So what to do about this? A policy helps set up the standards and expectations, and is an essential tool in managing e-communication. However, policies that ban social media or stringently manage email content have limited benefit, and can also can inhibit innovation and empowerment, as staff feel they are not trusted with information.
The way forward to protect your Company and also harness the positive power these mediums can bring is to educate your team members as to the potential pitfalls of online communication, and make sure they understand the associated risks.
1. Having a clear online communication policy which is supported by a training session as part of staff induction. Understanding why things are in place, and what the repercussions are of potential actions will increase the chances of your team doing the right thing when communicating online
2. Educate your team to turn off their auto populate function in the email address bar. In this way staff can be doubly sure emails go where they are supposed to

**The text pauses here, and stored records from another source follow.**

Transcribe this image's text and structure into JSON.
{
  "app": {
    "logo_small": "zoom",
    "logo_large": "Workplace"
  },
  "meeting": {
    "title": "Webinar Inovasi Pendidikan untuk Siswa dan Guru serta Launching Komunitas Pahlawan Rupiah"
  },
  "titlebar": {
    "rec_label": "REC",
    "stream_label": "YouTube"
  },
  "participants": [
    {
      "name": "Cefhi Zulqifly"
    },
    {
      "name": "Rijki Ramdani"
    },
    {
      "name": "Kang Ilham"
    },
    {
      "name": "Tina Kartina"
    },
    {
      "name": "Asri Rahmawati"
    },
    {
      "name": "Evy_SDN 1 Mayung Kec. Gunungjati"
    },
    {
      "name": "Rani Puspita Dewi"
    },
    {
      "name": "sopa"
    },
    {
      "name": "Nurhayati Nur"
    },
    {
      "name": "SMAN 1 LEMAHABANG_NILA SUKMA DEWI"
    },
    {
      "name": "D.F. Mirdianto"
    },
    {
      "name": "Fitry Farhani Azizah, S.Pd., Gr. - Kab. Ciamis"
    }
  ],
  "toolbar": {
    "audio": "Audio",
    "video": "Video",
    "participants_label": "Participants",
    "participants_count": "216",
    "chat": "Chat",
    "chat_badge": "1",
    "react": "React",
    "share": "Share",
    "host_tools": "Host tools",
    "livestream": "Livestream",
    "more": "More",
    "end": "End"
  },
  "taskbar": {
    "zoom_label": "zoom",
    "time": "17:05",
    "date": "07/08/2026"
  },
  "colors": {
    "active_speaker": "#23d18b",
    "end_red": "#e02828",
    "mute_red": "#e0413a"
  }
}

3. Encourage the team to use social media to promote the business. If they all “like” the Company page and share your updates with their friends it is good for marketing, and helps to ensure the right messages are being shared
4. Ask your team to only respond to emails from their desktop (or laptop) computer. If it’s urgent people will call, so emails don’t need to be responded to overnight or during the weekend. This minimises the chance of mistakes, and helps with the stress levels as team members get to enjoy their rest times properly
5. Provide guidelines on the correct language to be used in each communication medium. Text language is becoming the norm so understanding what is appropriate for emails, proposals and other forms of written communication, and why, is important. This will be new to some of your team
6. Encourage face to face communication where possible. Conversation may be a dying art but it still provides an effective method for making decisions and solving problems. So if you see your team emailing across the office encourage them to get up and go and talk through their questions instead.
7. Finally, make sure all your team are confident using online communication tools and embrace it. Utilising good online communication channels can be more efficient for your business, encourage information sharing and bring the team together. Ask for ideas, you never know what improvements you could see.
The way we do business is changing, and so too are the communications challenges facing our teams. We believe it is worth taking the time to assess what you do in this space and make sure you do it correctly, so that you don’t get left behind…or caught short… because if you do, it could be you in the newspaper or on Facebook.